“There are countless ways both atheism and living vegan inform each other and there are important parallels with both for me too.
The first is that one can live a perfectly happy, healthy, fulfilling life without eating animals or without ever believing in a supernatural being who listens to one’s prayers and cares who we might sleep with.
The second parallel is that neither veganism nor atheism is part of a belief system. To live vegan or as an atheist, no dogma whatsoever can be embraced. Rather, both veganism and atheism are rejections of irrational, sometimes very dangerous and harmful belief systems themselves. In this context religion and speciesism are nearly identical twins. There’s nothing about living vegan one has to believe in to realize it’s wrong to kill someone for the mere taste of his or her flesh. There’s nothing an atheist has to believe in to go through their normal day without including Allah in their thoughts.

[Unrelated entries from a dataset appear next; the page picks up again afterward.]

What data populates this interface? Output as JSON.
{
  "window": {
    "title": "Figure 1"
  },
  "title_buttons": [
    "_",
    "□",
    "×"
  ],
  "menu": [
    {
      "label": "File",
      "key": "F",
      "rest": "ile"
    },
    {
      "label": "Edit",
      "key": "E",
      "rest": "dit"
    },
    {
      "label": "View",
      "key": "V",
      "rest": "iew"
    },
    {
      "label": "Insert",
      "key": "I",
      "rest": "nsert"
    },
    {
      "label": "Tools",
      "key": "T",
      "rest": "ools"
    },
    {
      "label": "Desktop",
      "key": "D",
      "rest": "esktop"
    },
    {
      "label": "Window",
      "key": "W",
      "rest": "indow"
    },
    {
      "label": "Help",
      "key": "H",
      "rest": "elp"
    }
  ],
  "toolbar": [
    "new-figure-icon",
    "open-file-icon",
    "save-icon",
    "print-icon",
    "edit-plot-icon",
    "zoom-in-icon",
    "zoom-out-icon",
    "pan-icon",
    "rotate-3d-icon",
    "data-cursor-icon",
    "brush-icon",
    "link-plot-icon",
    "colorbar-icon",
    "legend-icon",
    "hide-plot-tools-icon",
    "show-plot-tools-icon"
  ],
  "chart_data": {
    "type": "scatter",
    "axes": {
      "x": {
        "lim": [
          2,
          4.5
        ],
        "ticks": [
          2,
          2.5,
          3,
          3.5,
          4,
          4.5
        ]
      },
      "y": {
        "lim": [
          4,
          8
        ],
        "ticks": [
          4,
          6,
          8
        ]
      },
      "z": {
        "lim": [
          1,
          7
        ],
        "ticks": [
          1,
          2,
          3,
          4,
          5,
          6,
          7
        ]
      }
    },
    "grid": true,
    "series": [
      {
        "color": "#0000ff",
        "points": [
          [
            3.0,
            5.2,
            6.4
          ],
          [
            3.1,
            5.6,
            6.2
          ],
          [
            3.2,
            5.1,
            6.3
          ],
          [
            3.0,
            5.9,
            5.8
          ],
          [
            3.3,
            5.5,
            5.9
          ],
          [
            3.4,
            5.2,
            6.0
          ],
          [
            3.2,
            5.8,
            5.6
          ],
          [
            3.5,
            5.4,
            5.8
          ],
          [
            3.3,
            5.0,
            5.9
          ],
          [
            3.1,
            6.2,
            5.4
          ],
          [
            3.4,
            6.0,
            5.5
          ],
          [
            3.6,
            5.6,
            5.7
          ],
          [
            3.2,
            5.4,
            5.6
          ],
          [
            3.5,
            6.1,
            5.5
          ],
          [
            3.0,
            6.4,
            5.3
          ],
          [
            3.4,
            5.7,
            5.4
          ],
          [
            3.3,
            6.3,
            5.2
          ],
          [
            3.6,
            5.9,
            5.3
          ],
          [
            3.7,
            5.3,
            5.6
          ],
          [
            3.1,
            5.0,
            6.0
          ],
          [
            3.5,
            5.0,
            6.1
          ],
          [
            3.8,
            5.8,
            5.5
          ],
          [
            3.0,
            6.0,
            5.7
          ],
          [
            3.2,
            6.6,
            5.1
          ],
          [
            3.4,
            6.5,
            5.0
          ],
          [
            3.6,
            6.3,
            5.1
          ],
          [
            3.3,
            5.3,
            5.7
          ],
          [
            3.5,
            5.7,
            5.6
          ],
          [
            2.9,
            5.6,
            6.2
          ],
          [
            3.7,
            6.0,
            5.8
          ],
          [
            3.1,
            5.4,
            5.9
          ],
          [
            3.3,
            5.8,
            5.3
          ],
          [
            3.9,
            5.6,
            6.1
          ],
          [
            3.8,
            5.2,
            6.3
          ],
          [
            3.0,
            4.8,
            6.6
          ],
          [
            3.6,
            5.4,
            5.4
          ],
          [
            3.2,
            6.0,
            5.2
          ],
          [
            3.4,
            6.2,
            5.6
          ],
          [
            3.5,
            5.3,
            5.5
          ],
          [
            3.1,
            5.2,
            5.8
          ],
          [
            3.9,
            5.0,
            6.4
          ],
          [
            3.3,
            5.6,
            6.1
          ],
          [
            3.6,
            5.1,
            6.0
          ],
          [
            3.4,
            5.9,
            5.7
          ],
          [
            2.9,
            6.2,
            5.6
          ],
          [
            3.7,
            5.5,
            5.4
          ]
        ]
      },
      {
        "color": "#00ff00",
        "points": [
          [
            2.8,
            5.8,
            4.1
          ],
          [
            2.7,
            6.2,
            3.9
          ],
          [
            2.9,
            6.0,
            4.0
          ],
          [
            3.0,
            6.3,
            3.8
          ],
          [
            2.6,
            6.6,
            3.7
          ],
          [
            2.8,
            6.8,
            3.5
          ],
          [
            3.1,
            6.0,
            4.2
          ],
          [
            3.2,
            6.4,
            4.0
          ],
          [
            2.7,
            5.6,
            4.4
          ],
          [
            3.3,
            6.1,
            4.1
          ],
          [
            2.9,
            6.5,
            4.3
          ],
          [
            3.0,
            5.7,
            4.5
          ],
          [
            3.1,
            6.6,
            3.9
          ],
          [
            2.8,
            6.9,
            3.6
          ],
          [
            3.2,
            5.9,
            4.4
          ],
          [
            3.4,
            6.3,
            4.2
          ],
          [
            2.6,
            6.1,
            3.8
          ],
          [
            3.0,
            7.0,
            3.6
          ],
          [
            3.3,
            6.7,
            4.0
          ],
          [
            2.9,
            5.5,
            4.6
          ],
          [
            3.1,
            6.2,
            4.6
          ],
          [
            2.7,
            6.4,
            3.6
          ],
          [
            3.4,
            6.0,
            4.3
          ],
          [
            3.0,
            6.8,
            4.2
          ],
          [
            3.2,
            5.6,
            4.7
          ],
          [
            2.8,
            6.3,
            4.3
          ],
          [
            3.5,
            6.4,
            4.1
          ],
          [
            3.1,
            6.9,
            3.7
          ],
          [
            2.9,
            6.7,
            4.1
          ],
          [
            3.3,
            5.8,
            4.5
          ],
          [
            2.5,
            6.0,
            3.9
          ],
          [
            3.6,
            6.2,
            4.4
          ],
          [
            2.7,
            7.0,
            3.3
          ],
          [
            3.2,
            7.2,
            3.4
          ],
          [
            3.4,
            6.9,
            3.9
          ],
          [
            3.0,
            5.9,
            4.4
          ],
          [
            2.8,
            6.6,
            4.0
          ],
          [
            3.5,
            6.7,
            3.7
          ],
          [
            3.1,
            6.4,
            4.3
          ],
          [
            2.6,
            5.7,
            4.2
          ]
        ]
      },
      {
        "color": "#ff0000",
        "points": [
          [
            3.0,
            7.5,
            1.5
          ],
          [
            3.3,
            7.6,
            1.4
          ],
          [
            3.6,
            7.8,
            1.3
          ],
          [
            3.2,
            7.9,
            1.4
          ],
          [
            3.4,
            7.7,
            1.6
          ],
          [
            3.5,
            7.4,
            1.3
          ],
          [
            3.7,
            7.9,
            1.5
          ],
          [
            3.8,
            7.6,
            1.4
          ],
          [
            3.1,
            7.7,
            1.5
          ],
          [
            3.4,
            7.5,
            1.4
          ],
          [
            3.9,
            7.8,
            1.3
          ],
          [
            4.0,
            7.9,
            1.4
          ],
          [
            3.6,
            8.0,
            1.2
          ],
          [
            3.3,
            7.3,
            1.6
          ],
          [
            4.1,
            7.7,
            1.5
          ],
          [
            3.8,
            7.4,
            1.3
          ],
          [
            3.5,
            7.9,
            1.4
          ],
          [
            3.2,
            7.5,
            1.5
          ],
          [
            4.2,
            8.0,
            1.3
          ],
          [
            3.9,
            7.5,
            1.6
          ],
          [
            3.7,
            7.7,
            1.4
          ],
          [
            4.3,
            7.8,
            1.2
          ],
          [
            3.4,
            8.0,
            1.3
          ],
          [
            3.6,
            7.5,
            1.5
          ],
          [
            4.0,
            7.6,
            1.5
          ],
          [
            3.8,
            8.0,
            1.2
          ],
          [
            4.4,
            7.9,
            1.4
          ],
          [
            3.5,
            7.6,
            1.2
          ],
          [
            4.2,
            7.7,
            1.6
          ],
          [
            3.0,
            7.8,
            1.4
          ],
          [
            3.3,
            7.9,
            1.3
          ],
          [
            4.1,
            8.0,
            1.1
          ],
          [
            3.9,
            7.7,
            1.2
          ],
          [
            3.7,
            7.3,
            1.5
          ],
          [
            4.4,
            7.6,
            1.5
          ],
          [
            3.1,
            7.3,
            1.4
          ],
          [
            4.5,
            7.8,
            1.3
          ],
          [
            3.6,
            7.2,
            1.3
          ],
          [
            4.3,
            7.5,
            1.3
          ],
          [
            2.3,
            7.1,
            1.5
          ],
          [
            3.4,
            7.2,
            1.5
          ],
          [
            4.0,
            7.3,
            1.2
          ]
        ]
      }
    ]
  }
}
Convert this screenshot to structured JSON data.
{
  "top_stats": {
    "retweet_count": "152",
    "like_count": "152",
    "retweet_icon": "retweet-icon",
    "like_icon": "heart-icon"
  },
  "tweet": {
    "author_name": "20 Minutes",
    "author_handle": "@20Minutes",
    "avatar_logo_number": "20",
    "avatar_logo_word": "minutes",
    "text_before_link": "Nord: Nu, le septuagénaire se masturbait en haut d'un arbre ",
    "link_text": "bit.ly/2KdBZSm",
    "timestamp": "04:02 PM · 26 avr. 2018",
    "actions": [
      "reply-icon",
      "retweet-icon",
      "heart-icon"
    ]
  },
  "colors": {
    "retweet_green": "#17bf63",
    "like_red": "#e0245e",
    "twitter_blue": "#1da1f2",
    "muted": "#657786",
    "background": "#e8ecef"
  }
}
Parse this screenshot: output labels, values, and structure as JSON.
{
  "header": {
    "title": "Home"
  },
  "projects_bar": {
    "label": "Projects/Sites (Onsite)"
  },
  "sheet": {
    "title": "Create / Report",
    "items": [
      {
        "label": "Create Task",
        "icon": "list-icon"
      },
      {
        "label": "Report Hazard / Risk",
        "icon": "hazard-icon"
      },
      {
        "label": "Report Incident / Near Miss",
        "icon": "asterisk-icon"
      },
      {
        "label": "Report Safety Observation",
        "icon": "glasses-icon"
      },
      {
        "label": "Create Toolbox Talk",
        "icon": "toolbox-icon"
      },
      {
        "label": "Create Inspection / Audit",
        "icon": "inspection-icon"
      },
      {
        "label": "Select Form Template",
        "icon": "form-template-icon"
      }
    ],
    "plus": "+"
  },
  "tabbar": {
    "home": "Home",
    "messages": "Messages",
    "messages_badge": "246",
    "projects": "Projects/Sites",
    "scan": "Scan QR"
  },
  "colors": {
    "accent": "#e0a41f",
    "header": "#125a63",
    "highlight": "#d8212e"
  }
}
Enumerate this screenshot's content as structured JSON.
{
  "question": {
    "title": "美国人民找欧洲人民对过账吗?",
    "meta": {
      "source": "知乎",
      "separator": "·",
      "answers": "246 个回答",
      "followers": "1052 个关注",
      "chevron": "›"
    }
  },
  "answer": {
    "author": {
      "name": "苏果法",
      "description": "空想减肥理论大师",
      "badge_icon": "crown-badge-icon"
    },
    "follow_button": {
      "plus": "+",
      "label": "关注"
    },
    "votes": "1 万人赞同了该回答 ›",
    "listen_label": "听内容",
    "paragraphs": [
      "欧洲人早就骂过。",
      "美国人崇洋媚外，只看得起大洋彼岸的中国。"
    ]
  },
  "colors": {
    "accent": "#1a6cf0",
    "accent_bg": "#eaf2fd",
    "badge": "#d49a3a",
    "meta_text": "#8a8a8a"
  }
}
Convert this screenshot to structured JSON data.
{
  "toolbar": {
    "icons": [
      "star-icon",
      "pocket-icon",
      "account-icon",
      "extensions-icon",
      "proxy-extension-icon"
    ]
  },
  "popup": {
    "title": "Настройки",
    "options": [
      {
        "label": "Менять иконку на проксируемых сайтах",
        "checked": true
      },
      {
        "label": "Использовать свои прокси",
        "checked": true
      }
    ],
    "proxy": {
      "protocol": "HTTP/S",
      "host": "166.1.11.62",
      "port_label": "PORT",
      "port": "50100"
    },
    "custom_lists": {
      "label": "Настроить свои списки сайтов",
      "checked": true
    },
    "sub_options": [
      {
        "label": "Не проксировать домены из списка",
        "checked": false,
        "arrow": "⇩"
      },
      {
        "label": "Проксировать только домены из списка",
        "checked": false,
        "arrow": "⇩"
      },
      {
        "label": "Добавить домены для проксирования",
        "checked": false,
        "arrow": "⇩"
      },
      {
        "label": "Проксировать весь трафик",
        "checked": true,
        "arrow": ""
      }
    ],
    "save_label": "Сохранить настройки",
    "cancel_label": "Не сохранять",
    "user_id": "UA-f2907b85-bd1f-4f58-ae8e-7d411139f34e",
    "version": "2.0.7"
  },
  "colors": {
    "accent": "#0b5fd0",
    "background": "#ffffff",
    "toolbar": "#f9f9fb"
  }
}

The third parallel really shows how being an atheist and living vegan are two peas in the same pod. This can be noticed in our daily interactions where we seem able to criticize a person’s belief on any subject we want, except…two. We can’t criticize someone’s personal beliefs about God, or their complicity in exploiting or killing non-human animals for pleasure. Which, of course, includes eating them. The fact is that it remains absolutely taboo in nearly every area of society to question someone’s religious faith or to criticize their omnivorous behavior. Those who do are accused of being self-righteous, insensitive, rude, or un-American. Both of these subjects remain completely off-limits for criticism, and this has terrible consequences.”